Exercise aim:
In the copy you make, keep each entry exactly as it is and leave out all images.

Dataset:
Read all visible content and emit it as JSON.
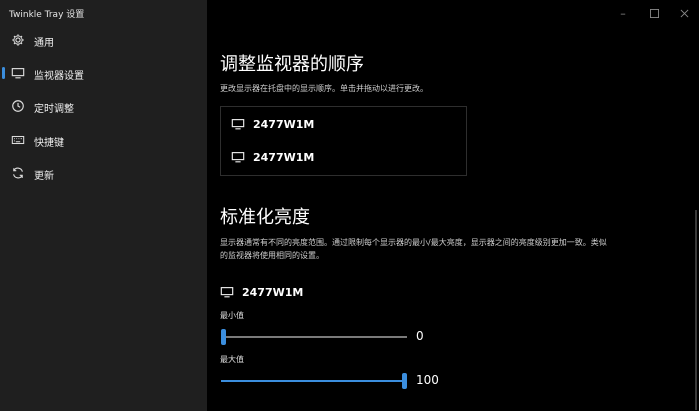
{
  "app": {
    "title": "Twinkle Tray 设置"
  },
  "sidebar": {
    "items": [
      {
        "label": "通用",
        "icon": "gear-icon",
        "active": false
      },
      {
        "label": "监视器设置",
        "icon": "monitor-icon",
        "active": true
      },
      {
        "label": "定时调整",
        "icon": "clock-icon",
        "active": false
      },
      {
        "label": "快捷键",
        "icon": "keyboard-icon",
        "active": false
      },
      {
        "label": "更新",
        "icon": "refresh-icon",
        "active": false
      }
    ]
  },
  "reorder": {
    "title": "调整监视器的顺序",
    "description": "更改显示器在托盘中的显示顺序。单击并拖动以进行更改。",
    "monitors": [
      "2477W1M",
      "2477W1M"
    ]
  },
  "normalize": {
    "title": "标准化亮度",
    "description_line1": "显示器通常有不同的亮度范围。通过限制每个显示器的最小/最大亮度，显示器之间的亮度级别更加一致。类似",
    "description_line2": "的监视器将使用相同的设置。",
    "monitor_name": "2477W1M",
    "min": {
      "label": "最小值",
      "value": "0",
      "fraction": 0
    },
    "max": {
      "label": "最大值",
      "value": "100",
      "fraction": 1
    }
  },
  "colors": {
    "accent": "#3b8ede",
    "sidebar_bg": "#1f1f1f",
    "main_bg": "#000000"
  }
}
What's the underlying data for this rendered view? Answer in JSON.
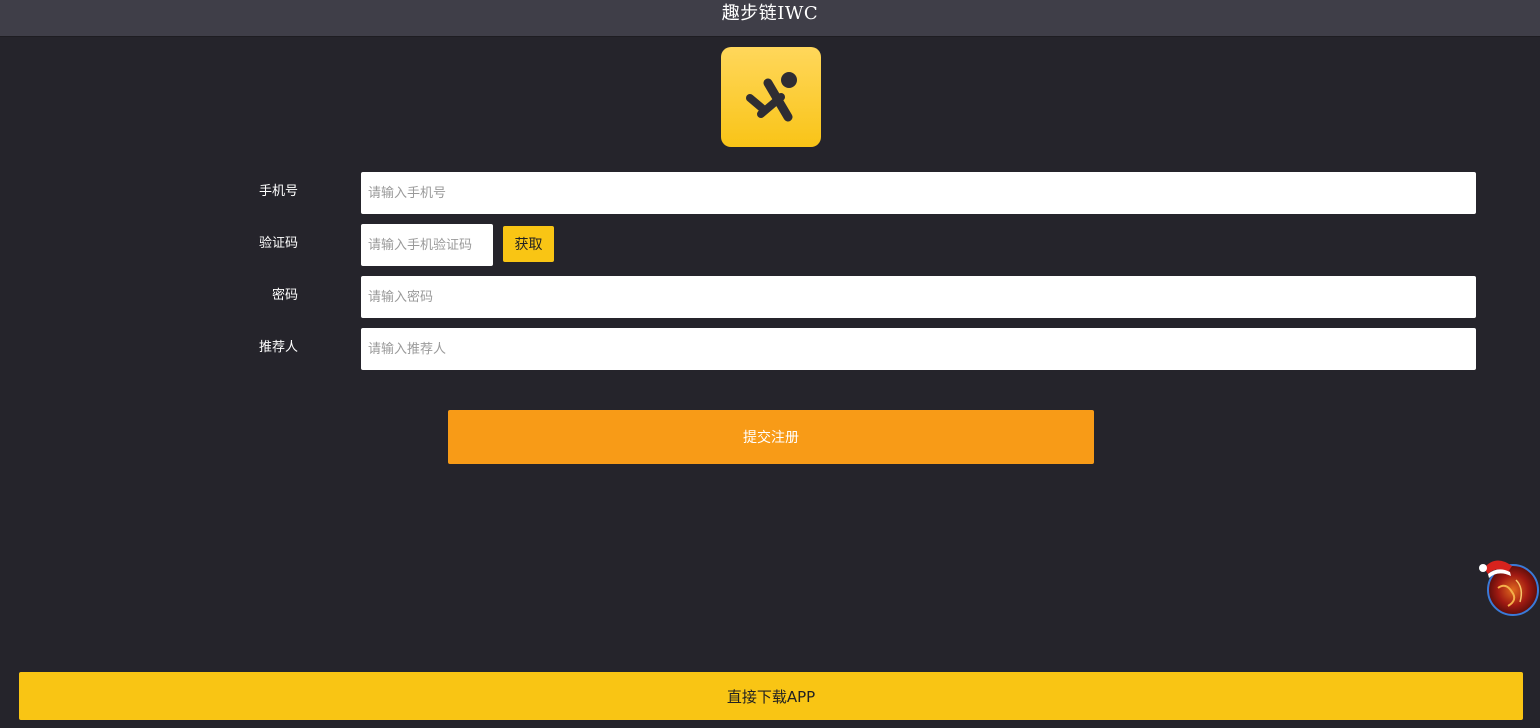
{
  "header": {
    "title": "趣步链IWC"
  },
  "logo": {
    "icon": "running-person-icon",
    "colors": {
      "gradient_top": "#ffd75b",
      "gradient_bottom": "#f9c417",
      "figure": "#2f2d33"
    }
  },
  "form": {
    "phone": {
      "label": "手机号",
      "placeholder": "请输入手机号",
      "value": ""
    },
    "code": {
      "label": "验证码",
      "placeholder": "请输入手机验证码",
      "value": "",
      "get_button": "获取"
    },
    "password": {
      "label": "密码",
      "placeholder": "请输入密码",
      "value": ""
    },
    "referrer": {
      "label": "推荐人",
      "placeholder": "请输入推荐人",
      "value": ""
    },
    "submit_label": "提交注册"
  },
  "footer": {
    "download_label": "直接下载APP"
  },
  "floating": {
    "icon": "santa-hat-avatar-icon"
  },
  "colors": {
    "background": "#25242b",
    "header_bar": "#3f3e48",
    "accent_yellow": "#f9c514",
    "accent_orange": "#f89b17"
  }
}
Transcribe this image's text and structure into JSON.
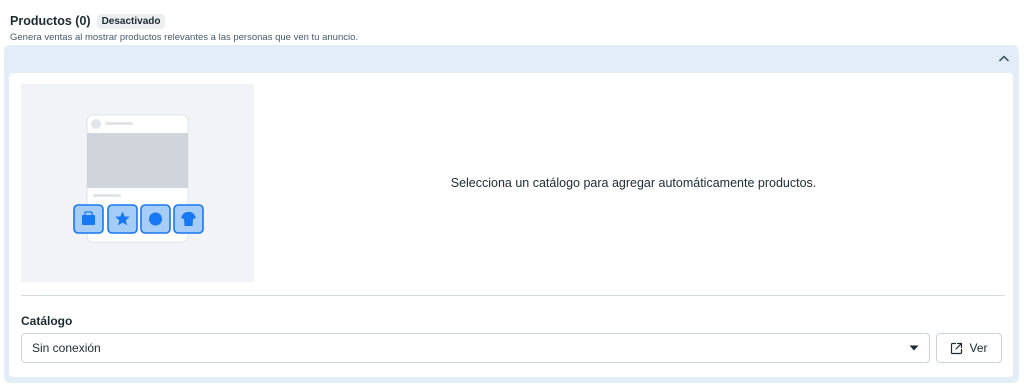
{
  "section": {
    "title": "Productos (0)",
    "status_badge": "Desactivado",
    "description": "Genera ventas al mostrar productos relevantes a las personas que ven tu anuncio."
  },
  "panel": {
    "collapse_icon": "chevron-up-icon",
    "message": "Selecciona un catálogo para agregar automáticamente productos.",
    "illustration": {
      "product_icons": [
        "bag-icon",
        "star-icon",
        "circle-icon",
        "shirt-icon"
      ]
    }
  },
  "catalog": {
    "label": "Catálogo",
    "selected_value": "Sin conexión",
    "dropdown_icon": "caret-down-icon",
    "view_button": {
      "label": "Ver",
      "icon": "external-link-icon"
    }
  },
  "colors": {
    "accent": "#1877f2",
    "accent_light": "#a6cdf7",
    "panel_bg": "#e3edf8"
  }
}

Answer to the problem:
Read all visible content and emit it as JSON.
{
  "app": {
    "title": "Twinkle Tray 设置"
  },
  "sidebar": {
    "items": [
      {
        "label": "通用",
        "icon": "gear-icon",
        "active": false
      },
      {
        "label": "监视器设置",
        "icon": "monitor-icon",
        "active": true
      },
      {
        "label": "定时调整",
        "icon": "clock-icon",
        "active": false
      },
      {
        "label": "快捷键",
        "icon": "keyboard-icon",
        "active": false
      },
      {
        "label": "更新",
        "icon": "refresh-icon",
        "active": false
      }
    ]
  },
  "reorder": {
    "title": "调整监视器的顺序",
    "description": "更改显示器在托盘中的显示顺序。单击并拖动以进行更改。",
    "monitors": [
      "2477W1M",
      "2477W1M"
    ]
  },
  "normalize": {
    "title": "标准化亮度",
    "description_line1": "显示器通常有不同的亮度范围。通过限制每个显示器的最小/最大亮度，显示器之间的亮度级别更加一致。类似",
    "description_line2": "的监视器将使用相同的设置。",
    "monitor_name": "2477W1M",
    "min": {
      "label": "最小值",
      "value": "0",
      "fraction": 0
    },
    "max": {
      "label": "最大值",
      "value": "100",
      "fraction": 1
    }
  },
  "colors": {
    "accent": "#3b8ede",
    "sidebar_bg": "#1f1f1f",
    "main_bg": "#000000"
  }
}
What's the underlying data for this rendered view? Answer in JSON.
{
  "header": {
    "title": "趣步链IWC"
  },
  "logo": {
    "icon": "running-person-icon",
    "colors": {
      "gradient_top": "#ffd75b",
      "gradient_bottom": "#f9c417",
      "figure": "#2f2d33"
    }
  },
  "form": {
    "phone": {
      "label": "手机号",
      "placeholder": "请输入手机号",
      "value": ""
    },
    "code": {
      "label": "验证码",
      "placeholder": "请输入手机验证码",
      "value": "",
      "get_button": "获取"
    },
    "password": {
      "label": "密码",
      "placeholder": "请输入密码",
      "value": ""
    },
    "referrer": {
      "label": "推荐人",
      "placeholder": "请输入推荐人",
      "value": ""
    },
    "submit_label": "提交注册"
  },
  "footer": {
    "download_label": "直接下载APP"
  },
  "floating": {
    "icon": "santa-hat-avatar-icon"
  },
  "colors": {
    "background": "#25242b",
    "header_bar": "#3f3e48",
    "accent_yellow": "#f9c514",
    "accent_orange": "#f89b17"
  }
}
Transcribe this image's text and structure into JSON.
{
  "section": {
    "title": "Productos (0)",
    "status_badge": "Desactivado",
    "description": "Genera ventas al mostrar productos relevantes a las personas que ven tu anuncio."
  },
  "panel": {
    "collapse_icon": "chevron-up-icon",
    "message": "Selecciona un catálogo para agregar automáticamente productos.",
    "illustration": {
      "product_icons": [
        "bag-icon",
        "star-icon",
        "circle-icon",
        "shirt-icon"
      ]
    }
  },
  "catalog": {
    "label": "Catálogo",
    "selected_value": "Sin conexión",
    "dropdown_icon": "caret-down-icon",
    "view_button": {
      "label": "Ver",
      "icon": "external-link-icon"
    }
  },
  "colors": {
    "accent": "#1877f2",
    "accent_light": "#a6cdf7",
    "panel_bg": "#e3edf8"
  }
}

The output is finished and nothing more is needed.